All of which shows precisely the very real dangers that freedom faces around the globe -- not to mention right here at home in America.
As television and computer screens filled with spectacular images of James Bond, Mary Poppins, Harry Potter villain Lord Voldemort and the ageless Beatle Sir Paul, viewers were enthralled.
And yet… and yet… how did all these people real (the Beatles) and imagined come to be?
They came to be, of course, because a free country provided Ian Fleming, P.L. Travers, J.K. Rowling, and John, Paul, George, and Ringo the complete freedom to conjure and amaze audiences with their respective literary and musical creations.
This decision not to formally recognize the vital importance of freedom -- and one must ask whether it was even a conscious decision as much as it was a simple taking for granted of a fact of life for Brits -- was mirrored exactly in the decidedly conscious decision by IOC President Jacques Rogge. That decision? Not to have a moment of silence for the Israeli athletes slaughtered by Palestinian terrorists at the Munich Olympics in 1972. Instead, in what the New York Post called a "watered-down tribute," there was this generic included in the program: "In a moving moment, those who are absent from us are digitally present."
Can you imagine this? A group of terrorists -- decided enemies of freedom -- invaded the Olympics and committed mass murder, which is to say, killing Jews.

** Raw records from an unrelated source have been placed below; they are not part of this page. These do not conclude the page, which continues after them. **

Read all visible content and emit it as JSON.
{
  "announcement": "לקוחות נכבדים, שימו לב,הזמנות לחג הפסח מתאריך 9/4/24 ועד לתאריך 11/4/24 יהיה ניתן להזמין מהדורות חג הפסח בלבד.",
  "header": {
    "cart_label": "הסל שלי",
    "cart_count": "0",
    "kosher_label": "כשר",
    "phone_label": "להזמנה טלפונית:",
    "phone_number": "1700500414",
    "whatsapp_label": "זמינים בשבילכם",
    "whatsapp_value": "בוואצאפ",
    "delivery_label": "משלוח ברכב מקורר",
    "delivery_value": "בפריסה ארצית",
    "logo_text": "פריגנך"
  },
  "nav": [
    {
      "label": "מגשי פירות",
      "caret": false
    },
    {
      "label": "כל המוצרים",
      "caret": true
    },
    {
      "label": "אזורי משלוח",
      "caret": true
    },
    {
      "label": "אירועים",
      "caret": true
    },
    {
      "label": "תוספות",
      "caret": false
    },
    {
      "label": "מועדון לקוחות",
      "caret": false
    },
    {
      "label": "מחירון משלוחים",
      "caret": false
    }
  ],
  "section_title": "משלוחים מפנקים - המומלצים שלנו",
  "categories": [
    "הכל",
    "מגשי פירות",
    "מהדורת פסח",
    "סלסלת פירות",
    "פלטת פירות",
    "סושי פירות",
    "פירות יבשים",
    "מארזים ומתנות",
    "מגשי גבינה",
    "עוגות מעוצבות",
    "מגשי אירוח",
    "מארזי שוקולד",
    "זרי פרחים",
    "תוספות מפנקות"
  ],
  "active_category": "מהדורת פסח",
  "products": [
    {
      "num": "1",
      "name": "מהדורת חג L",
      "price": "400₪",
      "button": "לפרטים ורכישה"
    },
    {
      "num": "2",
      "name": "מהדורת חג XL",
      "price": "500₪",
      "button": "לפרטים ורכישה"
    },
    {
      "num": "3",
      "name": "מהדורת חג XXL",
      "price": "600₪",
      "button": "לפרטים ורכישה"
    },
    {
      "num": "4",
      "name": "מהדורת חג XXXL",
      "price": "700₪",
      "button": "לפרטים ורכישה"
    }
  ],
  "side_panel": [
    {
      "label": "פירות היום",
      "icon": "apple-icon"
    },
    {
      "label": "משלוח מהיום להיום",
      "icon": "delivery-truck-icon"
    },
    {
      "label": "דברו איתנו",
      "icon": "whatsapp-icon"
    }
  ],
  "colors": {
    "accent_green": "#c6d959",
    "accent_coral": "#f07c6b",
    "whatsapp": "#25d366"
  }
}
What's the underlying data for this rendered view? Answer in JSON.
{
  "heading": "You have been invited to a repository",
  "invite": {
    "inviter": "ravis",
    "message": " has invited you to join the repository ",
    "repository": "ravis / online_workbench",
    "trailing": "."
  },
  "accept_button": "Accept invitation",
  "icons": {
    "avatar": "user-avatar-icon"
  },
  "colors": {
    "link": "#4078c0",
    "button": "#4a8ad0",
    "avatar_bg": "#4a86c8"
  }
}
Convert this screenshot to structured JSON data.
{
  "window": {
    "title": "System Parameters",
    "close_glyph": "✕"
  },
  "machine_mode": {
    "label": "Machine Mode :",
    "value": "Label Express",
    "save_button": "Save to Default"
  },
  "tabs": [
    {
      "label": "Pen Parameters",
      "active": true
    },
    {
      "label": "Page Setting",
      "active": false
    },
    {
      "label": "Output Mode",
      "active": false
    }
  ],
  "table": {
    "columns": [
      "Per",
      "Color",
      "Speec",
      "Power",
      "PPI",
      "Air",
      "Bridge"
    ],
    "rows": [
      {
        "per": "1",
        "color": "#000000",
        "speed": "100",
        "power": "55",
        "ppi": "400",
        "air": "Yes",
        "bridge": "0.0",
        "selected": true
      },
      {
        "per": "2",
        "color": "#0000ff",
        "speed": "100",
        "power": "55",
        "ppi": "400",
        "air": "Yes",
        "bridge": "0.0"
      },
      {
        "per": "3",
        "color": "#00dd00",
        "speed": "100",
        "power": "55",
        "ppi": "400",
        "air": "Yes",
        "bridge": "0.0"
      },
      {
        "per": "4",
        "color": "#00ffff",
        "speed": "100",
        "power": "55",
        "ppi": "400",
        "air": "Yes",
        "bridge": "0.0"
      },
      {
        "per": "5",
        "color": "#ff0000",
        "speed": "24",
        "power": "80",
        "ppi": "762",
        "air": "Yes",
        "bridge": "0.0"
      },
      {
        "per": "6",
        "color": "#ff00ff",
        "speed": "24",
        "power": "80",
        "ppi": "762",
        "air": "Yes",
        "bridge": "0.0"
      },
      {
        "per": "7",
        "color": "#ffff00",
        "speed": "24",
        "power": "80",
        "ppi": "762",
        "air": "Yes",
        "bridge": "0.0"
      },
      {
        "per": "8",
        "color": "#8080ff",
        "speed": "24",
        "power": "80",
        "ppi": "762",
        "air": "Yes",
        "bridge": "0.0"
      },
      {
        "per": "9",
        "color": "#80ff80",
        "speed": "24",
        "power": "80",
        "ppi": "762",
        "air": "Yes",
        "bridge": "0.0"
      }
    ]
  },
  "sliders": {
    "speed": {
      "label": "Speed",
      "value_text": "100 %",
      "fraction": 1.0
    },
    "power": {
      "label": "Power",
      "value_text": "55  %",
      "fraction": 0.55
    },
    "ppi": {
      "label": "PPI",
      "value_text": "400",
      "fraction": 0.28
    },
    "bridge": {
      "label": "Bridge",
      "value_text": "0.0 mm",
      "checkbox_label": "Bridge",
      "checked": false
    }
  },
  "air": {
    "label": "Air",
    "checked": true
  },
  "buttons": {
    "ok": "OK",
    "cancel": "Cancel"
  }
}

And not a peep of specific recognition of this by the Olympic Committee whose very existence depends on the freedom of athletes to take their physical abilities to their limits -- just as was true of the literary and musical talents of Fleming, Travers, Rowling, and Beatle Paul.
Not to be outdone in the reluctance to say a word on behalf of freedom, out in these vacation-precincts comes news of the plight of Greek Olympian Voula Papachristou. After years of intense training and making the Greek team the 23-year old Papachristou made the mistake of tweeting a tasteless dopey joke about an outbreak of West Nile virus in Athens. The joke? "With so many Africans in Greece, the West Nile mosquitoes will be getting home food!" For this, the young athlete -- profuse apologies to no avail -- was expelled from her team days before the Opening Ceremonies. This treatment coming from the country generally credited as the birthplace of democracy.
Not to be too obvious here, but taken together none of this bodes well for freedom.
An inability to recognize freedom in the midst of celebrating some of the most famous achievements in the recent history of artistic freedom, a decided unwillingness to specifically address the most heinous act of opposition to freedom in modern Olympic history -- plus a fascist-like political correctness that costs a young woman her Olympic moment -- all act as storm warnings. These are caution signals if not flashing red lights.
Freedom is, of course, tied inextricably to the success of capitalism. It is capitalism that made welfare mother Rowling richer than the Queen. It is capitalism that made the four lads from Liverpool rich beyond their dreams. And it is capitalism that, in the recent words of Charles Murray in the Wall Street Journal:
… is the best thing that has ever happened to the material condition of the human race. From the dawn of history until the 18th century, every society in the world was impoverished, with only the thinnest film of wealth on top. Then came capitalism and the Industrial Revolution. Everywhere that capitalism subsequently took hold, national wealth began to increase and poverty began to fail. Everywhere that capitalism didn't take hold, people remained impoverished. Everywhere that capitalism has been rejected since then, poverty has increased.
Capitalism has lifted the world out of poverty because it gives people a chance to get rich by creating value and reaping the rewards.